There was once a young woman whose mother was always complaining about how she had never achieved this dream or that. The young woman decided she would be different from her mom. So at the age of 22, she sat down and wrote out everything she could think of that she'd like to do before her death. She ended up with 145 items on her list, and the list included such experiences as building her own house, skiing in the Alps, and visiting at least half the countries in the world. Long story short, by the age of 50, she had achieved 143 of her 145 goals!
You can have this level of goal achievement, too. But first you have to figure out what your goals are.
Take some time and record below every dream, wish, and fantasy that has ever entered your mind. If you want to take a trip to New York, write it down. If you want to buy a big house with a pool, write it down. If you want to set up an aid project in a Third World country, then write it down. Don't second-guess yourself or worry about your ability to achieve your dream.

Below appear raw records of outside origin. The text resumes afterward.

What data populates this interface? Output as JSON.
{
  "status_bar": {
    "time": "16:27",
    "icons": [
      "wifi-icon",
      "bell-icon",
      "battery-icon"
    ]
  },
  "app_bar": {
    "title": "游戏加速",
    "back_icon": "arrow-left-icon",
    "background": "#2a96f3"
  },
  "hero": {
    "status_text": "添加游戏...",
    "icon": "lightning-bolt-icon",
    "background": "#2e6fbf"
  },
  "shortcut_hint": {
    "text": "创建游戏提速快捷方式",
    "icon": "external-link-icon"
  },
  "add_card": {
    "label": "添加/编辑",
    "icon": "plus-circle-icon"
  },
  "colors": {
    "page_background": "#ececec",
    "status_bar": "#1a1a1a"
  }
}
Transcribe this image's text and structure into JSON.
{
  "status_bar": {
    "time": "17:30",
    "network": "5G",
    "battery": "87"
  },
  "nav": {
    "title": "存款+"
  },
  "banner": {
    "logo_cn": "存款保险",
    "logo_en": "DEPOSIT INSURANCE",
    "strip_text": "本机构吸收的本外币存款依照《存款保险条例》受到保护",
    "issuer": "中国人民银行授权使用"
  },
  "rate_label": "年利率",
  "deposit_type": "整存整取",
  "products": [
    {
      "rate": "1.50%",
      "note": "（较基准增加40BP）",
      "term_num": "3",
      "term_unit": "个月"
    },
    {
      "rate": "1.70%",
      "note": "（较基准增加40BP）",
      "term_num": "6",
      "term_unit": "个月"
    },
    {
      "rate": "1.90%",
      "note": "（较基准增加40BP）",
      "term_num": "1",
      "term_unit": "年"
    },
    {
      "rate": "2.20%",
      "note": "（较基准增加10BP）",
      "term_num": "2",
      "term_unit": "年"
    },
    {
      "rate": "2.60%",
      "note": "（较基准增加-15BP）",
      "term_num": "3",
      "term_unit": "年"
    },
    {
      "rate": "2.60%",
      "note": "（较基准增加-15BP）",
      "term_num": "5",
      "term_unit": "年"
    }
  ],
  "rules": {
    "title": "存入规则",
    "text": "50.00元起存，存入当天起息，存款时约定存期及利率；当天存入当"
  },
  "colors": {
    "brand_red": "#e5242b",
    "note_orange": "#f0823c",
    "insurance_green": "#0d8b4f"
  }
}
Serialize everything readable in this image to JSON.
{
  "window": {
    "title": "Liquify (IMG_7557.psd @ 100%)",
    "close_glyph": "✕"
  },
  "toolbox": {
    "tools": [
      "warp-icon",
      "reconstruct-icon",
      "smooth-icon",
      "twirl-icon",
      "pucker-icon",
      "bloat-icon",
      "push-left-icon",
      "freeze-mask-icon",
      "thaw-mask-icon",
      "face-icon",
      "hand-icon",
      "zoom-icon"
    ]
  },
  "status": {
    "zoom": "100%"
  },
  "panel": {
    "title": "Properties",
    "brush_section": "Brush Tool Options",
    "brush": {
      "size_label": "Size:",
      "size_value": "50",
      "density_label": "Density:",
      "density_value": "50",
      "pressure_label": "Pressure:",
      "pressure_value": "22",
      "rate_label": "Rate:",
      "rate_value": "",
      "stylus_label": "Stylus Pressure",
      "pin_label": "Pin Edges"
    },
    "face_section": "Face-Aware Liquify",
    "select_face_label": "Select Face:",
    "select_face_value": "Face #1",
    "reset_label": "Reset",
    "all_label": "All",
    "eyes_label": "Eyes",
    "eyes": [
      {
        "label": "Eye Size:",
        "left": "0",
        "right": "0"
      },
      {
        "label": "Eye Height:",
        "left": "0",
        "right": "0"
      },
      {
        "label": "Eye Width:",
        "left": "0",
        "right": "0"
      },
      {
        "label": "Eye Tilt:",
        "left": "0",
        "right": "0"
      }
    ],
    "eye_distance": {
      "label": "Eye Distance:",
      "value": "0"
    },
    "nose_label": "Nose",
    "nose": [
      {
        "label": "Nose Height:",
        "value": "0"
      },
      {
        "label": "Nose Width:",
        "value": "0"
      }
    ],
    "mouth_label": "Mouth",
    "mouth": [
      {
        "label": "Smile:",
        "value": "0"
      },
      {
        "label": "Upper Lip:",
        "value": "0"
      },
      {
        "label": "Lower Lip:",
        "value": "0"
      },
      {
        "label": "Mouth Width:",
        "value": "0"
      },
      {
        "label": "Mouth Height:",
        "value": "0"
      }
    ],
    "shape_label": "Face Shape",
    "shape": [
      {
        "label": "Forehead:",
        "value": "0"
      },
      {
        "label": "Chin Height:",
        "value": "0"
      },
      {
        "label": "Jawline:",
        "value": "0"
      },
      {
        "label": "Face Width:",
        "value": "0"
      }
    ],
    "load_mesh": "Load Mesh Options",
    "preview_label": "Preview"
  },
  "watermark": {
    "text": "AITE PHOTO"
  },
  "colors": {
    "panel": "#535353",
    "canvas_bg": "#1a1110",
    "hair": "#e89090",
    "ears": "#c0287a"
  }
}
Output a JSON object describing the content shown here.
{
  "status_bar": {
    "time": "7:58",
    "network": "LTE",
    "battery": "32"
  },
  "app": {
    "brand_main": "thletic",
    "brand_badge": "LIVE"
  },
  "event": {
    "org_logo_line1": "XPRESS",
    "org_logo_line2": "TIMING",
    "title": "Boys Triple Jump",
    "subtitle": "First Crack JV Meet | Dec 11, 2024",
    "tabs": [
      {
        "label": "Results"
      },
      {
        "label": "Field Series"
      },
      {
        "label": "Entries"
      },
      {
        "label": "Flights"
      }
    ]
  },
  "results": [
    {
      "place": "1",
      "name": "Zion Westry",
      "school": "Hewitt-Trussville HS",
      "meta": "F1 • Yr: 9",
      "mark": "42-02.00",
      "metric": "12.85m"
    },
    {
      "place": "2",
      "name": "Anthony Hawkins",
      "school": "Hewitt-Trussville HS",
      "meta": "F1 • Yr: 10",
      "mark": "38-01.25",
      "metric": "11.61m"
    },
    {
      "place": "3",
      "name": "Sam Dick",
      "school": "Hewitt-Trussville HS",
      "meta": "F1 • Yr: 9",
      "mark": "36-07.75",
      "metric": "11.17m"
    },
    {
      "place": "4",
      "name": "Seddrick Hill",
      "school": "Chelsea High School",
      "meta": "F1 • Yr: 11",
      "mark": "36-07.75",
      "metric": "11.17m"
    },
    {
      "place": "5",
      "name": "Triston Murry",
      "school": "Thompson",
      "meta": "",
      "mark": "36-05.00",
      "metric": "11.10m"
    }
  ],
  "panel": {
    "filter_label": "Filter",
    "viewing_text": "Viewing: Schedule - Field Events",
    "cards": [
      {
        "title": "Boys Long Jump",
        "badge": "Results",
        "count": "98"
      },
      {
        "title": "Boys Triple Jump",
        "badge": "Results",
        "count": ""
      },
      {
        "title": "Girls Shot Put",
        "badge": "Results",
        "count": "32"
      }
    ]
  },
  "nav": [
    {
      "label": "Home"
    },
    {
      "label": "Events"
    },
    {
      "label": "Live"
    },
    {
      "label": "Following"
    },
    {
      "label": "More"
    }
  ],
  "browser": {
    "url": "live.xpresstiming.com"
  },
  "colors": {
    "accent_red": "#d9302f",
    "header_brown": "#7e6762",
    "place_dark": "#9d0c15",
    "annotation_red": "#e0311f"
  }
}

Simply let your imagination run wild and create an ongoing list of things that you would like to have, be, do, or accomplish during your lifetime. It's amazing how powerful and affirming it is simply to identify these wishes and write them down.
Not all envisioning activity has to be introspective. One of the most interesting and energizing ways to explore your own passions and visions is to get in touch with people who share them. Once you have some general ideas for a potential direction, get out there and look for people who are already doing what you have in mind. Gather names from newspaper, magazine, and journal articles, scan the Yellow Pages, join trade or professional associations, attend seminars and presentations related to your area of interest, join networking groups. By talking to others, you will gather concrete feedback as to the validity and attractiveness of each of your ideas.
10. What Price?
Now that you have some ideas that can help propel you forward, record your answers to the following questions:
1. What price are you currently paying for not pursuing your passions and visions? (i.e. stress, poor health, physical symptoms, spiritual or emotional dis-ease)
2. What price are you willing to pay in order to pursue your passion (i.e. sacrifice financially, face fears, eliminate bad habits, make some tough decisions etc.)?
About the Submitter
This piece was originally submitted by Lois Raats, M.Ed., Personal and Corporate Coach, who can be reached at email@example.com, or visited on the web. Lois Raats wants you to know: I am a counsellor and coach with 15 years' experience. I've found that reflective exercises have helped me to move forward through various life transitions. Hope these ideas will help propel you into your own unique future! The original source is: input from Henriette Klauser, Stephen Covey, Barbara Sher, and Wayne VanWyck.